■ REQUIRED WORK
Going through the entries below, copy out each line that contains "voor".

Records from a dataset
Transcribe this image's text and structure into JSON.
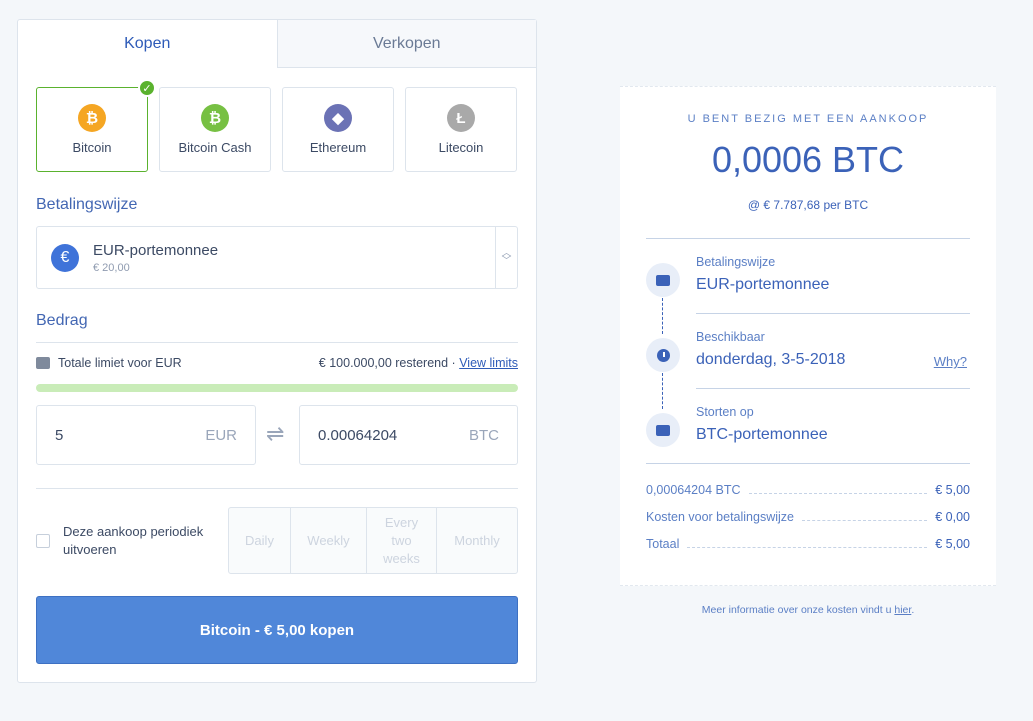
{
  "tabs": {
    "buy": "Kopen",
    "sell": "Verkopen"
  },
  "coins": [
    {
      "name": "Bitcoin",
      "symbol": "₿",
      "color": "#f5a623",
      "selected": true
    },
    {
      "name": "Bitcoin Cash",
      "symbol": "₿",
      "color": "#77c043",
      "selected": false
    },
    {
      "name": "Ethereum",
      "symbol": "◆",
      "color": "#6b72b5",
      "selected": false
    },
    {
      "name": "Litecoin",
      "symbol": "Ł",
      "color": "#a9a9a9",
      "selected": false
    }
  ],
  "payment": {
    "label": "Betalingswijze",
    "method": "EUR-portemonnee",
    "balance": "€ 20,00",
    "icon": "euro-icon"
  },
  "amount": {
    "label": "Bedrag",
    "limit_label": "Totale limiet voor EUR",
    "limit_remaining": "€ 100.000,00 resterend ·",
    "view_limits": "View limits",
    "limit_used_fraction": 0.0,
    "fiat_value": "5",
    "fiat_currency": "EUR",
    "crypto_value": "0.00064204",
    "crypto_currency": "BTC"
  },
  "recurring": {
    "label": "Deze aankoop periodiek uitvoeren",
    "options": [
      "Daily",
      "Weekly",
      "Every two weeks",
      "Monthly"
    ]
  },
  "buy_button": "Bitcoin - € 5,00 kopen",
  "receipt": {
    "title": "U BENT BEZIG MET EEN AANKOOP",
    "amount": "0,0006 BTC",
    "rate": "@ € 7.787,68 per BTC",
    "steps": [
      {
        "label": "Betalingswijze",
        "value": "EUR-portemonnee",
        "icon": "wallet-icon"
      },
      {
        "label": "Beschikbaar",
        "value": "donderdag, 3-5-2018",
        "icon": "clock-icon",
        "link": "Why?"
      },
      {
        "label": "Storten op",
        "value": "BTC-portemonnee",
        "icon": "wallet-icon"
      }
    ],
    "lines": [
      {
        "label": "0,00064204 BTC",
        "value": "€ 5,00"
      },
      {
        "label": "Kosten voor betalingswijze",
        "value": "€ 0,00"
      },
      {
        "label": "Totaal",
        "value": "€ 5,00"
      }
    ]
  },
  "footnote": {
    "text": "Meer informatie over onze kosten vindt u ",
    "link": "hier",
    "end": "."
  },
  "colors": {
    "accent": "#2e5bb8",
    "button": "#5087d9",
    "success": "#5ab22e",
    "limit_bar": "#c9ecb8"
  }
}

■ SOLUTION TO THIS EXERCISE
    "limit_label": "Totale limiet voor EUR",
        "label": "Kosten voor betalingswijze",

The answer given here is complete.